Every stone has a story, every pebble has a tale; and the atoms which make them up, and as is with everything we know in life; has a history of how it came to be and why. Walking along a beach and seeing the trillions of tons in individual inanimate objects, life forms and biological specimens is a marvel of the mystery of life. The beauty, mastery and intricate delicate individualism combined with the vast magnitude of the expanse and enormity of the scale, brings out the mystique surrounding nature’s creations. There is an astounding and mesmerizing emotion that comes with the solitude that brings a peace and comfort as we reconnect with the earth we are surrounded by.
We returned to the van and drove off to Ironwood, Michigan for breakfast and then headed north again towards Presque Isle Falls State Park. It is s still another natural landmark worth viewing. While not a rock hounding destination, and not a place we would go too specifically, but when nearby, certainly worth going to add to the trip. After the relaxing walk along the well-marked paths, the swinging suspended wooden footbridge across the raging falls and the seemingly endless sets of wooden stairs to the beach, we returned to the van and turned towards home.

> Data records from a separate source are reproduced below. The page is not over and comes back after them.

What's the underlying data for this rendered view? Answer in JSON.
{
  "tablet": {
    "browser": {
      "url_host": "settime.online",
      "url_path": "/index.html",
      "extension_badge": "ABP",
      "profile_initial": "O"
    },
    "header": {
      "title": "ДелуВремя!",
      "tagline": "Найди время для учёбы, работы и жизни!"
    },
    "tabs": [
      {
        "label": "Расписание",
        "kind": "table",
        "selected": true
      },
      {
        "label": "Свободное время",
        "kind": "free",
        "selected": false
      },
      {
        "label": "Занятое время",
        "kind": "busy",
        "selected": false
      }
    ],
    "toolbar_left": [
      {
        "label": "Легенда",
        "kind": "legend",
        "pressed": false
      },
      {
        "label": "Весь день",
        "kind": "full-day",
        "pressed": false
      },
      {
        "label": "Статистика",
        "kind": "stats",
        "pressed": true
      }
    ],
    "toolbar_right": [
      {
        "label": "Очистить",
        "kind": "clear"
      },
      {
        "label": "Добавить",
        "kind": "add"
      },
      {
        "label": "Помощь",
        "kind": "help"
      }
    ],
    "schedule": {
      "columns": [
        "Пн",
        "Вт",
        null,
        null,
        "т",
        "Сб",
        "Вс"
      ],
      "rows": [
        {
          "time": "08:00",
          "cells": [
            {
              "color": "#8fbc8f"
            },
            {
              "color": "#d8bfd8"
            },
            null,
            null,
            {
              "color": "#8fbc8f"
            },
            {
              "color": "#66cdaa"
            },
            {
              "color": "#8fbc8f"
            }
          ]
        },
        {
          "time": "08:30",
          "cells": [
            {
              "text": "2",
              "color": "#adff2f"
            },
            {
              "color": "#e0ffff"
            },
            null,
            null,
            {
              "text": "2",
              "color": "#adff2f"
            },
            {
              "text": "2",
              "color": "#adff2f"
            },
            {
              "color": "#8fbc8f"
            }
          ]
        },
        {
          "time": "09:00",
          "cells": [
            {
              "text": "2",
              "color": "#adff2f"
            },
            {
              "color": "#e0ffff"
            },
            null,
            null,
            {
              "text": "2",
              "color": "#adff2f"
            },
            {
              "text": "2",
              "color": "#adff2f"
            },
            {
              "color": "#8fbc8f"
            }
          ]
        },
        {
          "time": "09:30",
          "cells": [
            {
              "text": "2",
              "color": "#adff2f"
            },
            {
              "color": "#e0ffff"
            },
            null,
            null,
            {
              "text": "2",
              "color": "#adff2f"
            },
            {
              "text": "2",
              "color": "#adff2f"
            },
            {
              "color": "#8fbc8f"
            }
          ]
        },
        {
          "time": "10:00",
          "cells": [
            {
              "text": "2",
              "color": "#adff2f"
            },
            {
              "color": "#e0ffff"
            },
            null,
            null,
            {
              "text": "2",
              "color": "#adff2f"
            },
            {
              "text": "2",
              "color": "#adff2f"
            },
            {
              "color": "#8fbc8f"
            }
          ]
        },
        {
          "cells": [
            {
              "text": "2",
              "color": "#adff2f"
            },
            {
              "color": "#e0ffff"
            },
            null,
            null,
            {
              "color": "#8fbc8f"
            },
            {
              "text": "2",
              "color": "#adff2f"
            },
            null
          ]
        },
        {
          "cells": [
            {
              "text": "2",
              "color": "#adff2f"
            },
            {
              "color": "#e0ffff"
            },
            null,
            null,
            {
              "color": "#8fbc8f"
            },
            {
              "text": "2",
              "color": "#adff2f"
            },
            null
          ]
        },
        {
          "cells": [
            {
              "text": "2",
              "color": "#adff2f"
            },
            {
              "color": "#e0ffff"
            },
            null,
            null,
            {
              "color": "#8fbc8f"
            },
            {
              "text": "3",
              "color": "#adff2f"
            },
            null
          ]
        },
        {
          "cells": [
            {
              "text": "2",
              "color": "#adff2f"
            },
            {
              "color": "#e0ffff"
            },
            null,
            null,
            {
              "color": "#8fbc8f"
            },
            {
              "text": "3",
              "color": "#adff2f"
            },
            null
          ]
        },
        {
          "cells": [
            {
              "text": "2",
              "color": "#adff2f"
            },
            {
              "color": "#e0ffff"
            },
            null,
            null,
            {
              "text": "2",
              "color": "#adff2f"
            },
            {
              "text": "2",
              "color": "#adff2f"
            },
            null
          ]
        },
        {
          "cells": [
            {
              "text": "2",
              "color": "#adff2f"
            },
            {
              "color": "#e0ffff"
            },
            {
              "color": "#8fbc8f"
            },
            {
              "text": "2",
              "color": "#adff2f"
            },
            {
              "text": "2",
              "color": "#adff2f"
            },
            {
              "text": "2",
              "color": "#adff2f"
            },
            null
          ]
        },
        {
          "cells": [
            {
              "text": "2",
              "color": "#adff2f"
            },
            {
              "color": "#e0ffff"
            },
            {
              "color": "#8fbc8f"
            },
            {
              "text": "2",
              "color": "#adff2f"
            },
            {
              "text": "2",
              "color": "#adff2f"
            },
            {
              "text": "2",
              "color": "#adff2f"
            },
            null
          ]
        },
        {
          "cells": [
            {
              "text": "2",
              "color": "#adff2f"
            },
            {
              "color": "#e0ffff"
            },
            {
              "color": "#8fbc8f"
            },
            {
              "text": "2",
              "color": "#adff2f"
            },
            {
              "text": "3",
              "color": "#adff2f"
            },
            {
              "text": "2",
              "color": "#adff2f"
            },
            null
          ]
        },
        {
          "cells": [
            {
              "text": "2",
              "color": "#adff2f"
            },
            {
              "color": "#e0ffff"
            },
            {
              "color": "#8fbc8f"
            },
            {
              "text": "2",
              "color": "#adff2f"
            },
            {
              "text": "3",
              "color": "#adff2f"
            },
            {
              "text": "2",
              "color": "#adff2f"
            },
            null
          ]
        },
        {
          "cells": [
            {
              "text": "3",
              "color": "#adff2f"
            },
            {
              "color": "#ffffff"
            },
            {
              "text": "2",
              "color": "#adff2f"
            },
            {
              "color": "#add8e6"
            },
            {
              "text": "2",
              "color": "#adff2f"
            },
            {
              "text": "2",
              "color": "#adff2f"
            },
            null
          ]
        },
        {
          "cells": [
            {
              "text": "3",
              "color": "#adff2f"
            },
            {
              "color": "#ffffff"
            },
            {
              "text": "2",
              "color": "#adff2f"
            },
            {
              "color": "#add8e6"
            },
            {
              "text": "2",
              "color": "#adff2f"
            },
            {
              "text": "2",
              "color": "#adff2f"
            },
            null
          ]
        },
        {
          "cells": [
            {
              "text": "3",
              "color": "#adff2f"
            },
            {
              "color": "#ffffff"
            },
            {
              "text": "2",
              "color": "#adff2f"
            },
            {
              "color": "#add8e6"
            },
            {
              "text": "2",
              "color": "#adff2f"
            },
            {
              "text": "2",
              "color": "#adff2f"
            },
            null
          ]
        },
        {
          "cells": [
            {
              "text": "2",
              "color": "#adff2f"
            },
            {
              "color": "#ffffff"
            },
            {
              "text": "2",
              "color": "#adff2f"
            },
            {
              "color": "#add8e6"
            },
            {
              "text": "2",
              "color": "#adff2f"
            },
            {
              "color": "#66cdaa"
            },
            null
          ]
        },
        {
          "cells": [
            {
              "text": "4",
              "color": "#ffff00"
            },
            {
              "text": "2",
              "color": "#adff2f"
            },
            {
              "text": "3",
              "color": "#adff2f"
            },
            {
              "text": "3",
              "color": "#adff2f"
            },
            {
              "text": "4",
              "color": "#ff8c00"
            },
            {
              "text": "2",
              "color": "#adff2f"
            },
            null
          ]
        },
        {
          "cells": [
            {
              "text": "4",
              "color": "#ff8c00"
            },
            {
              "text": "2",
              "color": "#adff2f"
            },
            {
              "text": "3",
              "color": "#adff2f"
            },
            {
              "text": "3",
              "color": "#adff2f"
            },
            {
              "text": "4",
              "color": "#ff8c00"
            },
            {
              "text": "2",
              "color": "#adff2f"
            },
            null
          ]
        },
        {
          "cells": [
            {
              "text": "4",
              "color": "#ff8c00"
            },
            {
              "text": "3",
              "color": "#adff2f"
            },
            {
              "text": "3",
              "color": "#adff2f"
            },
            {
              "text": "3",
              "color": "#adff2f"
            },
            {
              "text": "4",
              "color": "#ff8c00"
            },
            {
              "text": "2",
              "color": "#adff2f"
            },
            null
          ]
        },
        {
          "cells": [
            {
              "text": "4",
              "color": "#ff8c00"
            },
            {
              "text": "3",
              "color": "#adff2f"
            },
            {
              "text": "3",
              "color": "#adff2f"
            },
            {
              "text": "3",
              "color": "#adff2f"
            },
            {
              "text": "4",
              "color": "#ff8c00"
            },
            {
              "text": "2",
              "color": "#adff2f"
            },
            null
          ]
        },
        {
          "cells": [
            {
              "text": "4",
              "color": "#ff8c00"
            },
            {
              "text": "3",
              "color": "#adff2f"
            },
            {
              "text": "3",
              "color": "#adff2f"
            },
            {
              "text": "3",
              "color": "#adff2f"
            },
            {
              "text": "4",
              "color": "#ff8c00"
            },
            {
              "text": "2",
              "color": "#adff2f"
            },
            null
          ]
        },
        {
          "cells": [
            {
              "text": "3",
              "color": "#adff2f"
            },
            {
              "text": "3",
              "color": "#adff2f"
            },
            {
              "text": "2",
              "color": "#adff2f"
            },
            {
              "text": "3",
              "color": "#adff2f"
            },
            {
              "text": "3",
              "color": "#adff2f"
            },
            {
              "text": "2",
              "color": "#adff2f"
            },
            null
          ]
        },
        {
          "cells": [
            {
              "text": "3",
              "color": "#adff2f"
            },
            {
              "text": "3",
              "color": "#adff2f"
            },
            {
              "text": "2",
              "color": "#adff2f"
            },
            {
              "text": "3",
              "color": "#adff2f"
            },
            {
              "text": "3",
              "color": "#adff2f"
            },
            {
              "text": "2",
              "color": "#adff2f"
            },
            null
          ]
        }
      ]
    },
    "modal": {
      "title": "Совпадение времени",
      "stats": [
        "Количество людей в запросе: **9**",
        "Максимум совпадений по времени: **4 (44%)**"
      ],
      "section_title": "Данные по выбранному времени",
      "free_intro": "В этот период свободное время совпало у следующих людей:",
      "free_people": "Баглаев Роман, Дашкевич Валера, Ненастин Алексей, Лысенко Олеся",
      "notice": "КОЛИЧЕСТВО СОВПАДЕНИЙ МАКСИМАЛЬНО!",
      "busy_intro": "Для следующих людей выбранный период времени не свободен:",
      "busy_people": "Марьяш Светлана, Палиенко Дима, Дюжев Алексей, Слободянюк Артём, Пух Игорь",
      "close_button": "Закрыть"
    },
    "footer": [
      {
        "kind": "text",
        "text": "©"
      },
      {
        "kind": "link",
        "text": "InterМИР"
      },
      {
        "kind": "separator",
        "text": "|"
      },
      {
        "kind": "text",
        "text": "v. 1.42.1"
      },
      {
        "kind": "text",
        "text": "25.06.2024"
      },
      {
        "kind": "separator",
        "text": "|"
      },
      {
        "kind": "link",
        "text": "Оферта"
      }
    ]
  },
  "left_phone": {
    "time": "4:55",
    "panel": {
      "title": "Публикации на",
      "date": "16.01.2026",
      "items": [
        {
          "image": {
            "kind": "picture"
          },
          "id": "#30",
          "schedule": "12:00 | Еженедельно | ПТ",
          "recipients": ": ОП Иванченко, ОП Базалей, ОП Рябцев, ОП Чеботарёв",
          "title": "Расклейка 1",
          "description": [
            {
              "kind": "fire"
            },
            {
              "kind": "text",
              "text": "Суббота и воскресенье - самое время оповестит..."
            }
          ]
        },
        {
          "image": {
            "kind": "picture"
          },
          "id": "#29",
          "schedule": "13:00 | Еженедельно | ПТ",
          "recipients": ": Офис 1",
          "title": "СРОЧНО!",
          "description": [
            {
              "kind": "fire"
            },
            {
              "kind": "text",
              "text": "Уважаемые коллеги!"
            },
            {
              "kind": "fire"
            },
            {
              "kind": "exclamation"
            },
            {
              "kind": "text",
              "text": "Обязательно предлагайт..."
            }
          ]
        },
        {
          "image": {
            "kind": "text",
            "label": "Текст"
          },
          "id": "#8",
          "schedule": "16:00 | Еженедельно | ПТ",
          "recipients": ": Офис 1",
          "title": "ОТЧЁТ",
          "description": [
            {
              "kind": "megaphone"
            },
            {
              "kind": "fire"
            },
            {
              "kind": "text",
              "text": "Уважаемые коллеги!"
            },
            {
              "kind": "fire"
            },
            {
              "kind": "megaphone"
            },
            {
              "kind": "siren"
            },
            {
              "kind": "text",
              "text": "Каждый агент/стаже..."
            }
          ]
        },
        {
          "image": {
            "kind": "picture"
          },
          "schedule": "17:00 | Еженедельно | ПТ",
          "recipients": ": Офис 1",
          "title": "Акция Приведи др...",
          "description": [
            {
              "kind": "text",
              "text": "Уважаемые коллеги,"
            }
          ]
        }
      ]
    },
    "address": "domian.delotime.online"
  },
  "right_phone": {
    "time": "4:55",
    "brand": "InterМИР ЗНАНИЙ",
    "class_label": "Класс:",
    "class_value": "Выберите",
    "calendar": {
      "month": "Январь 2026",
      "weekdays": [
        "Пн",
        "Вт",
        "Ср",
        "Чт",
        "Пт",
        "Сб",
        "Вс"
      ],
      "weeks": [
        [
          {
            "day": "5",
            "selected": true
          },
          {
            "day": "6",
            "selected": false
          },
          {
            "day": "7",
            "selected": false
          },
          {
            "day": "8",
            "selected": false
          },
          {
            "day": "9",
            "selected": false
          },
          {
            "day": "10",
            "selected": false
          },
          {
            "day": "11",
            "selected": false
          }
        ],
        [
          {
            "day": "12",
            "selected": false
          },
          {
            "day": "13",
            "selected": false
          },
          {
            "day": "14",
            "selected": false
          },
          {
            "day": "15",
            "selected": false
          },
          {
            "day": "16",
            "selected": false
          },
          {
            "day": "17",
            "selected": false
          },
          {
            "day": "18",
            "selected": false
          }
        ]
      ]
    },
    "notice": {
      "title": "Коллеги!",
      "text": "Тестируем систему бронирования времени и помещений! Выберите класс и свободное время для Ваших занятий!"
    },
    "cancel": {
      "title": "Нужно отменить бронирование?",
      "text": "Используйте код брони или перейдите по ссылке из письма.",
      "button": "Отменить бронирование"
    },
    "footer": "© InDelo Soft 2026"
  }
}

Knowing that there is another impending Iron Ore Harvest being explored and planned in the area; we passed through historic Ironwood and a quick drive through Norway and Vulcan, Michigan to see the remains of the last Iron Ore Harvest. It was a reminder of the geology related industry of the past; that along with the timber industry, that built the Midwest and surround states into the powerhouse economy that made the Midwest industry, manufacturing, society and lifestyle; what it evolved into today. The drive home was pleasurable with no shortage of area related topic to stir conversation. The time flew by and it was a pleasant reminder of the geology, history and abundance of mineralogical wonders that still abound just a few hours from home. A weekend drive can provide real-life experience and education that would take years of reading and classroom instruction to provide a hint of what nature has to offer. It was a wonderful weekend trip that brought fun and education on every turn, and we highly recommend it to all.